* _THE PROBLEM_
Within the entries below, find every line that has the string "description", then copy it.

* _PROVIDED RECORDS_
:::::

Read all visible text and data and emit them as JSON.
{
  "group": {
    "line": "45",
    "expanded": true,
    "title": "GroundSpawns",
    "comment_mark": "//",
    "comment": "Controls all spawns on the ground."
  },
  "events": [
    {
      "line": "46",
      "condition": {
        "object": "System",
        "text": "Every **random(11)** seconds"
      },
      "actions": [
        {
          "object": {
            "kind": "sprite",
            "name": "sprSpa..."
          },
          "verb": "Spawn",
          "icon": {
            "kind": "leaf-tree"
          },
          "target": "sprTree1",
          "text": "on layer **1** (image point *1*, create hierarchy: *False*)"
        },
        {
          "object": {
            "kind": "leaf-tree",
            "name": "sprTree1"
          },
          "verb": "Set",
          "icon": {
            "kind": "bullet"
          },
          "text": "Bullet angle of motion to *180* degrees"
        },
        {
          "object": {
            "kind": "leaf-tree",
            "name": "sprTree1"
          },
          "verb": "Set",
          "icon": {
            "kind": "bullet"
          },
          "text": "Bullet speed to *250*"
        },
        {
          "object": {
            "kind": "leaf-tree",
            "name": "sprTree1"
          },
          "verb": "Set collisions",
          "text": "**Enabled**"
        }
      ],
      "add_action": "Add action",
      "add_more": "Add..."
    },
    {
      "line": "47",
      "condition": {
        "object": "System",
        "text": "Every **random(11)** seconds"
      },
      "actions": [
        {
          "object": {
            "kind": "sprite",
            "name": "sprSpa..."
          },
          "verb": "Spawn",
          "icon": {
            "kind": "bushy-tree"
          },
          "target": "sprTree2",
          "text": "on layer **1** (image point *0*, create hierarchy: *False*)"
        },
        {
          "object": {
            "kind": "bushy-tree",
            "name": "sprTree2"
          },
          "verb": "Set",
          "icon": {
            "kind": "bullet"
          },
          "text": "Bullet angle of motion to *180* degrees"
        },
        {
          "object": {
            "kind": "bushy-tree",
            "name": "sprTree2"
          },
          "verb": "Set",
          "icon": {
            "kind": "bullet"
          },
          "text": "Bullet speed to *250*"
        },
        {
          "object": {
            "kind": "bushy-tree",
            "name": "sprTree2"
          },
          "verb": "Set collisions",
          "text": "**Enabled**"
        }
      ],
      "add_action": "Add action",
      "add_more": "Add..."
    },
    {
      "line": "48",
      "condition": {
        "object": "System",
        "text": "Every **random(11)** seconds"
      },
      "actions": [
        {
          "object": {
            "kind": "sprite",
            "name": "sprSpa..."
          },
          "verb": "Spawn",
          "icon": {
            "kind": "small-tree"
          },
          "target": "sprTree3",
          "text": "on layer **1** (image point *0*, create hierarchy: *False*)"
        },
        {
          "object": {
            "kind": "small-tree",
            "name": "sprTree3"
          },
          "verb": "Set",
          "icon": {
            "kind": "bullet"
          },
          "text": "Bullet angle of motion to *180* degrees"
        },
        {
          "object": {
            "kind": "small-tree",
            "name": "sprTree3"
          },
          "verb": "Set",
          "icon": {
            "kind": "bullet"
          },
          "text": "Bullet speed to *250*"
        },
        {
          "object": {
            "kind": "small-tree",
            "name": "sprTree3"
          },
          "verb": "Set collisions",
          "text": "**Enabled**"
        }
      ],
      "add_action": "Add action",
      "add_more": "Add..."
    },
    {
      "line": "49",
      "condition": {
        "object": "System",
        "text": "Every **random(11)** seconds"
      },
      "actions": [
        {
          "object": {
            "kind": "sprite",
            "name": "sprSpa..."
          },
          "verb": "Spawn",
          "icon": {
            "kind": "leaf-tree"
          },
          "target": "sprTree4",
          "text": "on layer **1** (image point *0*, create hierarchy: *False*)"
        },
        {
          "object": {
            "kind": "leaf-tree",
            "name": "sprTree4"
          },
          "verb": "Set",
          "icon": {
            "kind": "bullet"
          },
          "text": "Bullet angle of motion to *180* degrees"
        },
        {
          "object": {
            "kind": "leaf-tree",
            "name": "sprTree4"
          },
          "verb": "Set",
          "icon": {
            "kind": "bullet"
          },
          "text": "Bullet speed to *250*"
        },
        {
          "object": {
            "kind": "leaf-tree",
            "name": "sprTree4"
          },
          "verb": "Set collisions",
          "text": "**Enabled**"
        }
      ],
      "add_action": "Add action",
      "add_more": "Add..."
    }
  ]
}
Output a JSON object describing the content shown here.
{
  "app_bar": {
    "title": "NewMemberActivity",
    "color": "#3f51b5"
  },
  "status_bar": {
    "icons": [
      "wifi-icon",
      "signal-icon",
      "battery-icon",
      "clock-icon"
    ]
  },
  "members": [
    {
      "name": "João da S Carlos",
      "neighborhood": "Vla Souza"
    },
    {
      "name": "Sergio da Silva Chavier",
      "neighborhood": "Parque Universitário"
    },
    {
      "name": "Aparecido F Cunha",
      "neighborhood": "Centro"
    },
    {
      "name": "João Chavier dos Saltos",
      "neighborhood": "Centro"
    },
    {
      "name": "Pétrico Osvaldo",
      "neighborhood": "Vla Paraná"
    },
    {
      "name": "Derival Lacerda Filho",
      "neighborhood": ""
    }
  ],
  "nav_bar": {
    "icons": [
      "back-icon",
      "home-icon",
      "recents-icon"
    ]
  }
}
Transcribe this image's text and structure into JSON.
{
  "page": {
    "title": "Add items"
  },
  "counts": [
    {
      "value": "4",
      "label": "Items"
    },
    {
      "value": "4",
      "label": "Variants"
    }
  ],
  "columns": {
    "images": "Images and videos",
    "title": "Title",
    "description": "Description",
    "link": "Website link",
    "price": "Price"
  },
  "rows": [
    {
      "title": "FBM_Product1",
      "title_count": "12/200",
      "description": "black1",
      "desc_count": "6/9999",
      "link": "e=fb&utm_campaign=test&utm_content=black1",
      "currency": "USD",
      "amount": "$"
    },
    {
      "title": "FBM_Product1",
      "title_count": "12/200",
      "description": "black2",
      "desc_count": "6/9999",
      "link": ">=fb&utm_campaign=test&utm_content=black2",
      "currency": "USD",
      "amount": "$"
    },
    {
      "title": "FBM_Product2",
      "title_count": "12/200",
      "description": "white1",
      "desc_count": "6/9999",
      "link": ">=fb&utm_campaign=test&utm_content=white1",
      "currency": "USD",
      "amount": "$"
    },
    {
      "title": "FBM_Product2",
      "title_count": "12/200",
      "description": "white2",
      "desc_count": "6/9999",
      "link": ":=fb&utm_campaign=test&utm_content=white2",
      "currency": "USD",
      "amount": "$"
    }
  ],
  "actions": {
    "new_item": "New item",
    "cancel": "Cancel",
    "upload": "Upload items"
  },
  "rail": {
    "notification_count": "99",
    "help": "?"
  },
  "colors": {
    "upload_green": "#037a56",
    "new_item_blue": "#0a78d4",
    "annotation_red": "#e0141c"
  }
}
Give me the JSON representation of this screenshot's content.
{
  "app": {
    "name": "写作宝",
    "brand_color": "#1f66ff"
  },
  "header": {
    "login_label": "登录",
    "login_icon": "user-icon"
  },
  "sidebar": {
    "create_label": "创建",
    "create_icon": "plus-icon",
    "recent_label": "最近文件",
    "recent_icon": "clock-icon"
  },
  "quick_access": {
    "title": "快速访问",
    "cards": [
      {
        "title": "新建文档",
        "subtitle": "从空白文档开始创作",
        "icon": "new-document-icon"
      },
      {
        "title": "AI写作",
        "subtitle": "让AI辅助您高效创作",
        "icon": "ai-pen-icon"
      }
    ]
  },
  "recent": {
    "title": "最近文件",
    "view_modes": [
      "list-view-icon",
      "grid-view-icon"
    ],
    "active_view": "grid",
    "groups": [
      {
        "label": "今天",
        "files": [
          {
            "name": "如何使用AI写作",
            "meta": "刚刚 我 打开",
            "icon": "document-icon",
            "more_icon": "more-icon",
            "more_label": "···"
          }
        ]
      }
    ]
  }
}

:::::

* _SOLUTION FOR THIS EXERCISE_
    "description": "Description",
      "description": "black1",
      "description": "black2",
      "description": "white1",
      "description": "white2",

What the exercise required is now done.